- _Task goal_: Each line of the records that follow must come back exactly, with pictures skipped.

- _Material provided_:
========================

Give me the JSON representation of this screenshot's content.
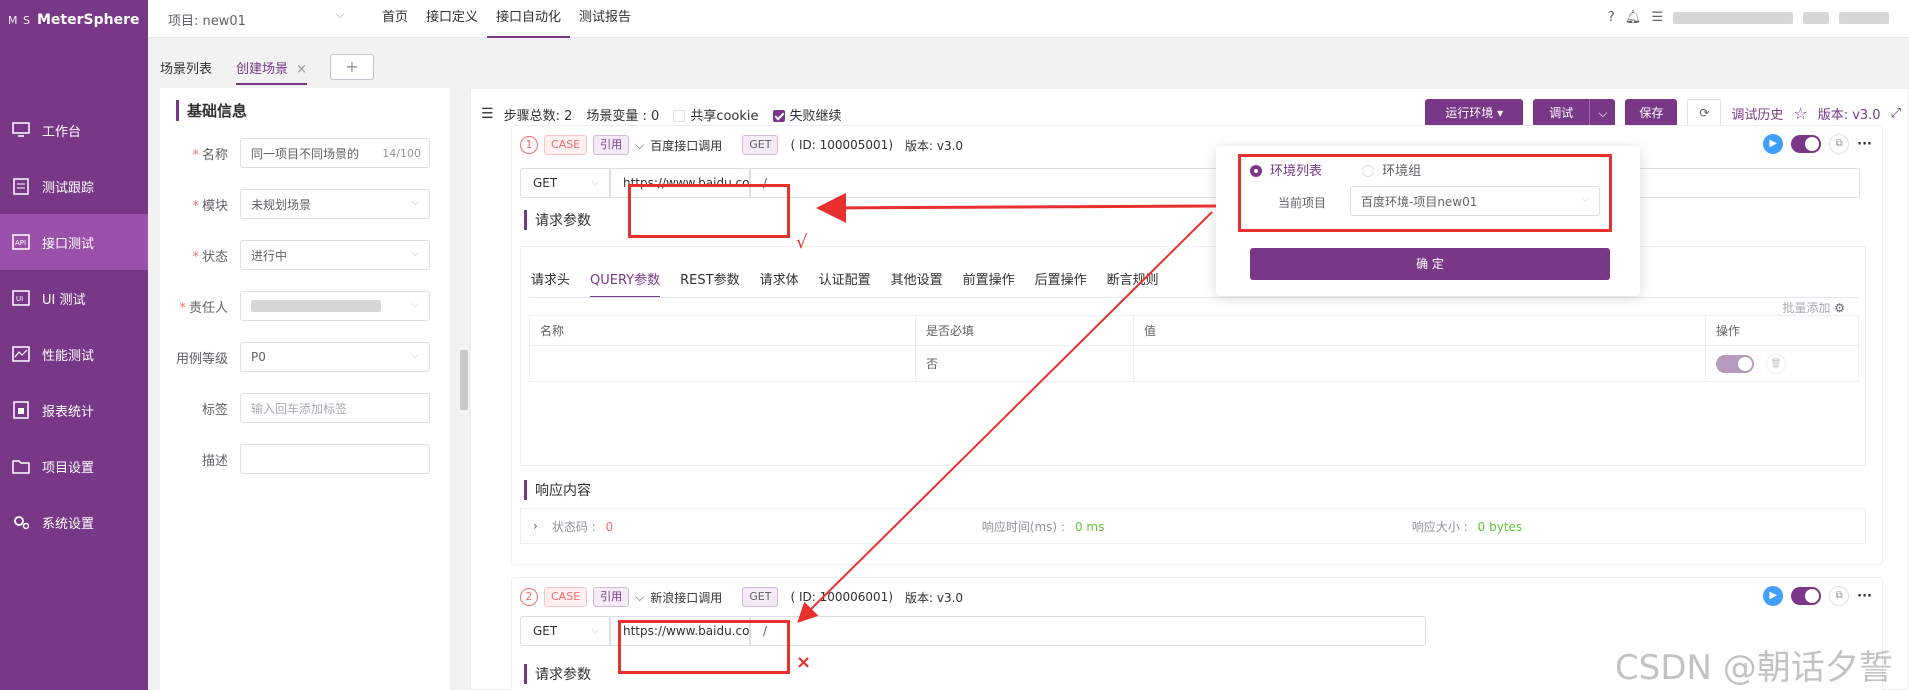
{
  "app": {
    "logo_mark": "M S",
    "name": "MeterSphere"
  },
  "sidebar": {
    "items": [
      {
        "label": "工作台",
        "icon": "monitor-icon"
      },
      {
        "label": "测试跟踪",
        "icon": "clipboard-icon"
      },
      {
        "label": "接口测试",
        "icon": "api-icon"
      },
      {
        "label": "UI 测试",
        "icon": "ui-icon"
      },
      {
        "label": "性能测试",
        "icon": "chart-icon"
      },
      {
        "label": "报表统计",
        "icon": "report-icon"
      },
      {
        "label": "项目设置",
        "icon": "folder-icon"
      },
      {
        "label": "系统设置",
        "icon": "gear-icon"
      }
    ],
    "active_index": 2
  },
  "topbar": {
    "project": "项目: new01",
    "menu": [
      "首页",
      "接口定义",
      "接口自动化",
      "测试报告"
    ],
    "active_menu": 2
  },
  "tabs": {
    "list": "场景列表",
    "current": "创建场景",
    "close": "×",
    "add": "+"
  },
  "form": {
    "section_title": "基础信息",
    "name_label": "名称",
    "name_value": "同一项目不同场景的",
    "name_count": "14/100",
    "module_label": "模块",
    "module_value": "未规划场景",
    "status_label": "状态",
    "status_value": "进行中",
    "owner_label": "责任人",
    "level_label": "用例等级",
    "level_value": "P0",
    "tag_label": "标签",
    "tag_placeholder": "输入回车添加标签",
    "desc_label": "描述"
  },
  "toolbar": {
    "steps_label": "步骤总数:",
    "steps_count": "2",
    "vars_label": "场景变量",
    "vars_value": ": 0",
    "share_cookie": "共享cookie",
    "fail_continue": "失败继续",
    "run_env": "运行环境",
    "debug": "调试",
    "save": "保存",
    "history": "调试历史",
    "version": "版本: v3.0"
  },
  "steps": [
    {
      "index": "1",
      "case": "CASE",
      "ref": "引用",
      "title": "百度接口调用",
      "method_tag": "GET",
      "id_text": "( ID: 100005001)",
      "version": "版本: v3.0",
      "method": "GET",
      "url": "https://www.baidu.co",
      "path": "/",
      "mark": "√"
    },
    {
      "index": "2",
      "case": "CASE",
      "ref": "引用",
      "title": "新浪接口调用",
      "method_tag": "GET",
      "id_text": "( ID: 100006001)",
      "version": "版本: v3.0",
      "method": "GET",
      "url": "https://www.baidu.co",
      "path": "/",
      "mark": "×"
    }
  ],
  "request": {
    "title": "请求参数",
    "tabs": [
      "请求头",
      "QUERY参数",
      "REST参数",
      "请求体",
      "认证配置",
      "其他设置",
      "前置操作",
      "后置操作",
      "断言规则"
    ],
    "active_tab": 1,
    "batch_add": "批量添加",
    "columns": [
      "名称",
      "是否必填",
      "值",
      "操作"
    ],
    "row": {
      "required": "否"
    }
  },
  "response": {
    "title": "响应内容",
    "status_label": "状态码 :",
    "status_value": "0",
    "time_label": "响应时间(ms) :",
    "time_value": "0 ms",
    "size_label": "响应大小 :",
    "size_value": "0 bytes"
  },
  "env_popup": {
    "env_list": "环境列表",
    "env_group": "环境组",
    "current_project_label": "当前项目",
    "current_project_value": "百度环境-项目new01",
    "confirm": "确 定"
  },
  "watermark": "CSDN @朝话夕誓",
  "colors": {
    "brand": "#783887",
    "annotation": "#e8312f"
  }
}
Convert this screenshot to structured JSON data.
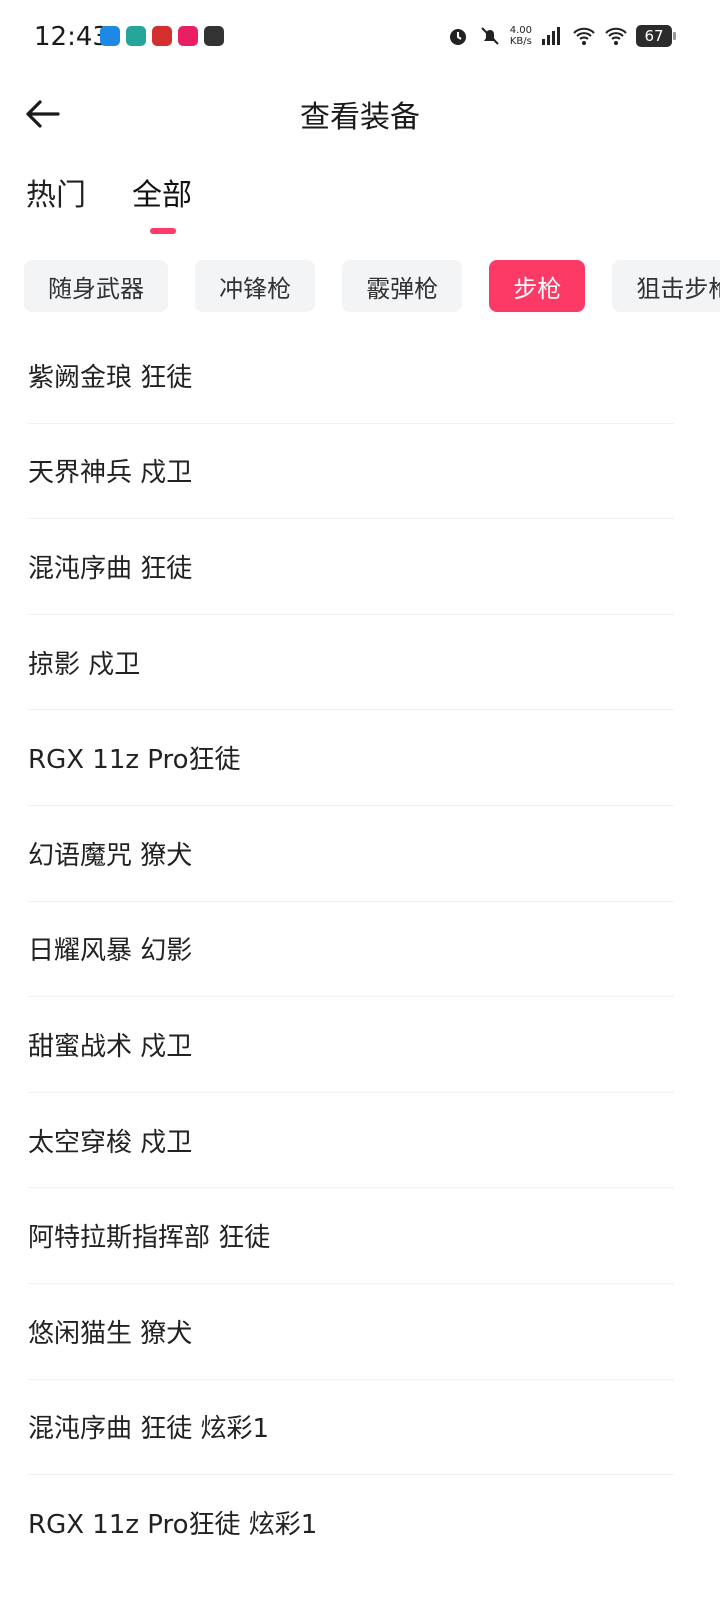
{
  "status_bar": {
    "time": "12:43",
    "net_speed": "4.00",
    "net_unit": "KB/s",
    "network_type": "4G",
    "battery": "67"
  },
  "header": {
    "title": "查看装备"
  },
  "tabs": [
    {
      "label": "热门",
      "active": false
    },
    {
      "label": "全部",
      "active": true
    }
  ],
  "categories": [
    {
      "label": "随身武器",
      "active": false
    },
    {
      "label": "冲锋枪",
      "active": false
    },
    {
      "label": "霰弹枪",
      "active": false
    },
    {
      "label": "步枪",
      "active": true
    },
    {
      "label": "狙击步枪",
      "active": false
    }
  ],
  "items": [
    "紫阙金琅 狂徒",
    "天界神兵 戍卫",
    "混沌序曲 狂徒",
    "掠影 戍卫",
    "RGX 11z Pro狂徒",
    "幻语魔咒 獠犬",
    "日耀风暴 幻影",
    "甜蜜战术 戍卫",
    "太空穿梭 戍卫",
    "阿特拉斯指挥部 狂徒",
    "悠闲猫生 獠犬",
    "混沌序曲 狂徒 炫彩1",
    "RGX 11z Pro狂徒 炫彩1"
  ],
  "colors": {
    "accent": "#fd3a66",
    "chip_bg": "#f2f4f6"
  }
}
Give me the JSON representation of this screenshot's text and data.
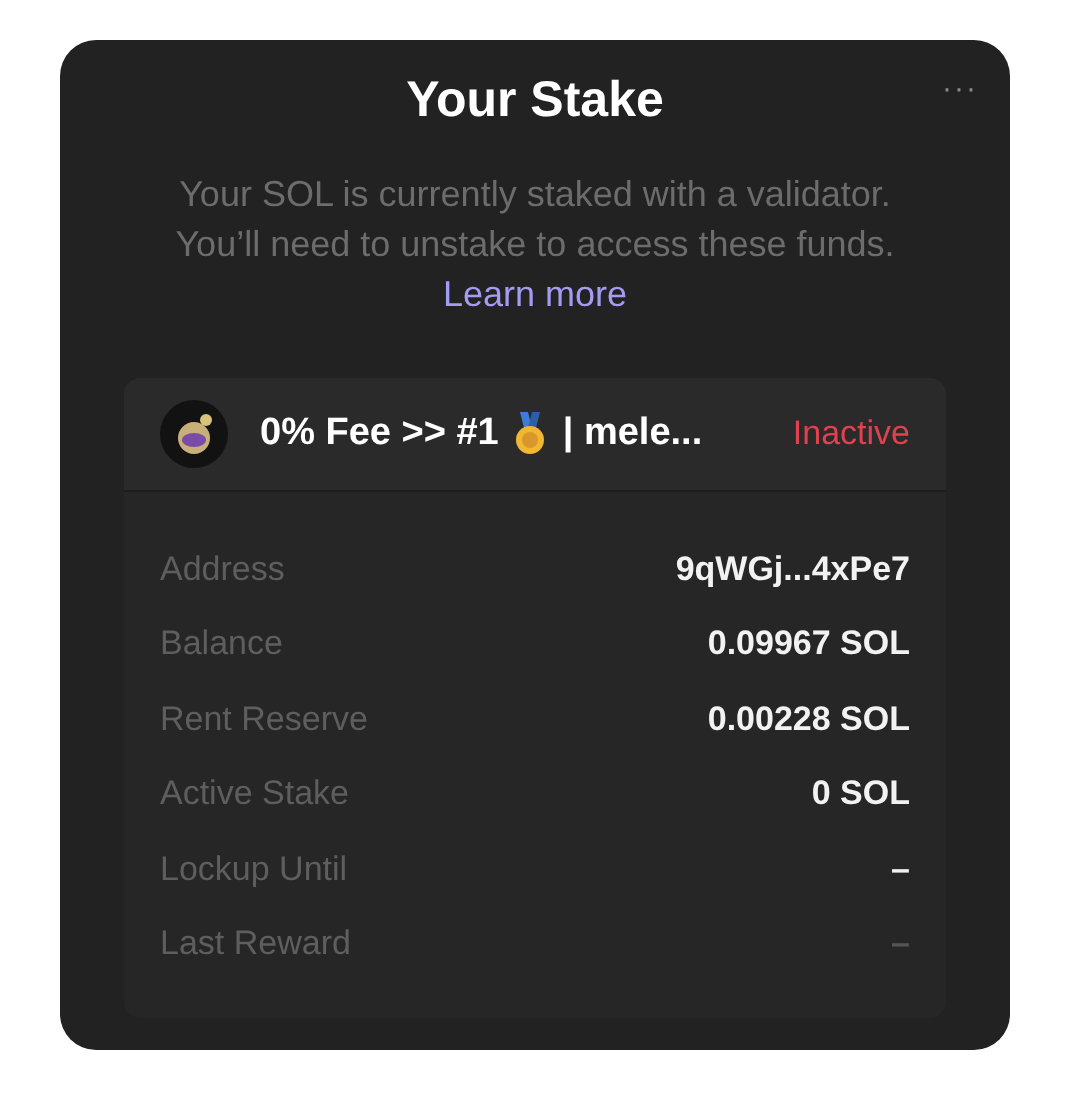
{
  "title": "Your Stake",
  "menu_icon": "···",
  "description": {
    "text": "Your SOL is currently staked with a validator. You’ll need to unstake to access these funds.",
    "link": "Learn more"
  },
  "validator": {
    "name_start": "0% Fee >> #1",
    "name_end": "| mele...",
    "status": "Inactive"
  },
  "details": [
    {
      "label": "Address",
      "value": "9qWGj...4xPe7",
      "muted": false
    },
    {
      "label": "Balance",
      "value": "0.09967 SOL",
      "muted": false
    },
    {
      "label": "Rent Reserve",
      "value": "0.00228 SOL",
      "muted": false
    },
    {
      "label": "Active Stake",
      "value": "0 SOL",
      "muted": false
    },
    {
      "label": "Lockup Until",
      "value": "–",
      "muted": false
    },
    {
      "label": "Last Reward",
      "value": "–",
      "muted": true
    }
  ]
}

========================

- _Exercise answer_:
Give me the JSON representation of this screenshot's content.
{
  "app": {
    "logo_mark": "M S",
    "name": "MeterSphere"
  },
  "sidebar": {
    "items": [
      {
        "label": "工作台",
        "icon": "monitor-icon"
      },
      {
        "label": "测试跟踪",
        "icon": "clipboard-icon"
      },
      {
        "label": "接口测试",
        "icon": "api-icon"
      },
      {
        "label": "UI 测试",
        "icon": "ui-icon"
      },
      {
        "label": "性能测试",
        "icon": "chart-icon"
      },
      {
        "label": "报表统计",
        "icon": "report-icon"
      },
      {
        "label": "项目设置",
        "icon": "folder-icon"
      },
      {
        "label": "系统设置",
        "icon": "gear-icon"
      }
    ],
    "active_index": 2
  },
  "topbar": {
    "project": "项目: new01",
    "menu": [
      "首页",
      "接口定义",
      "接口自动化",
      "测试报告"
    ],
    "active_menu": 2
  },
  "tabs": {
    "list": "场景列表",
    "current": "创建场景",
    "close": "×",
    "add": "+"
  },
  "form": {
    "section_title": "基础信息",
    "name_label": "名称",
    "name_value": "同一项目不同场景的",
    "name_count": "14/100",
    "module_label": "模块",
    "module_value": "未规划场景",
    "status_label": "状态",
    "status_value": "进行中",
    "owner_label": "责任人",
    "level_label": "用例等级",
    "level_value": "P0",
    "tag_label": "标签",
    "tag_placeholder": "输入回车添加标签",
    "desc_label": "描述"
  },
  "toolbar": {
    "steps_label": "步骤总数:",
    "steps_count": "2",
    "vars_label": "场景变量",
    "vars_value": ": 0",
    "share_cookie": "共享cookie",
    "fail_continue": "失败继续",
    "run_env": "运行环境",
    "debug": "调试",
    "save": "保存",
    "history": "调试历史",
    "version": "版本: v3.0"
  },
  "steps": [
    {
      "index": "1",
      "case": "CASE",
      "ref": "引用",
      "title": "百度接口调用",
      "method_tag": "GET",
      "id_text": "( ID: 100005001)",
      "version": "版本: v3.0",
      "method": "GET",
      "url": "https://www.baidu.co",
      "path": "/",
      "mark": "√"
    },
    {
      "index": "2",
      "case": "CASE",
      "ref": "引用",
      "title": "新浪接口调用",
      "method_tag": "GET",
      "id_text": "( ID: 100006001)",
      "version": "版本: v3.0",
      "method": "GET",
      "url": "https://www.baidu.co",
      "path": "/",
      "mark": "×"
    }
  ],
  "request": {
    "title": "请求参数",
    "tabs": [
      "请求头",
      "QUERY参数",
      "REST参数",
      "请求体",
      "认证配置",
      "其他设置",
      "前置操作",
      "后置操作",
      "断言规则"
    ],
    "active_tab": 1,
    "batch_add": "批量添加",
    "columns": [
      "名称",
      "是否必填",
      "值",
      "操作"
    ],
    "row": {
      "required": "否"
    }
  },
  "response": {
    "title": "响应内容",
    "status_label": "状态码 :",
    "status_value": "0",
    "time_label": "响应时间(ms) :",
    "time_value": "0 ms",
    "size_label": "响应大小 :",
    "size_value": "0 bytes"
  },
  "env_popup": {
    "env_list": "环境列表",
    "env_group": "环境组",
    "current_project_label": "当前项目",
    "current_project_value": "百度环境-项目new01",
    "confirm": "确 定"
  },
  "watermark": "CSDN @朝话夕誓",
  "colors": {
    "brand": "#783887",
    "annotation": "#e8312f"
  }
}
Convert this screenshot to structured JSON data.
{
  "status_bar": {
    "time": "12:43",
    "net_speed": "4.00",
    "net_unit": "KB/s",
    "network_type": "4G",
    "battery": "67"
  },
  "header": {
    "title": "查看装备"
  },
  "tabs": [
    {
      "label": "热门",
      "active": false
    },
    {
      "label": "全部",
      "active": true
    }
  ],
  "categories": [
    {
      "label": "随身武器",
      "active": false
    },
    {
      "label": "冲锋枪",
      "active": false
    },
    {
      "label": "霰弹枪",
      "active": false
    },
    {
      "label": "步枪",
      "active": true
    },
    {
      "label": "狙击步枪",
      "active": false
    }
  ],
  "items": [
    "紫阙金琅 狂徒",
    "天界神兵 戍卫",
    "混沌序曲 狂徒",
    "掠影 戍卫",
    "RGX 11z Pro狂徒",
    "幻语魔咒 獠犬",
    "日耀风暴 幻影",
    "甜蜜战术 戍卫",
    "太空穿梭 戍卫",
    "阿特拉斯指挥部 狂徒",
    "悠闲猫生 獠犬",
    "混沌序曲 狂徒 炫彩1",
    "RGX 11z Pro狂徒 炫彩1"
  ],
  "colors": {
    "accent": "#fd3a66",
    "chip_bg": "#f2f4f6"
  }
}
Give me the JSON representation of this screenshot's text and data.
{
  "title": "Your Stake",
  "menu_icon": "···",
  "description": {
    "text": "Your SOL is currently staked with a validator. You’ll need to unstake to access these funds.",
    "link": "Learn more"
  },
  "validator": {
    "name_start": "0% Fee >> #1",
    "name_end": "| mele...",
    "status": "Inactive"
  },
  "details": [
    {
      "label": "Address",
      "value": "9qWGj...4xPe7",
      "muted": false
    },
    {
      "label": "Balance",
      "value": "0.09967 SOL",
      "muted": false
    },
    {
      "label": "Rent Reserve",
      "value": "0.00228 SOL",
      "muted": false
    },
    {
      "label": "Active Stake",
      "value": "0 SOL",
      "muted": false
    },
    {
      "label": "Lockup Until",
      "value": "–",
      "muted": false
    },
    {
      "label": "Last Reward",
      "value": "–",
      "muted": true
    }
  ]
}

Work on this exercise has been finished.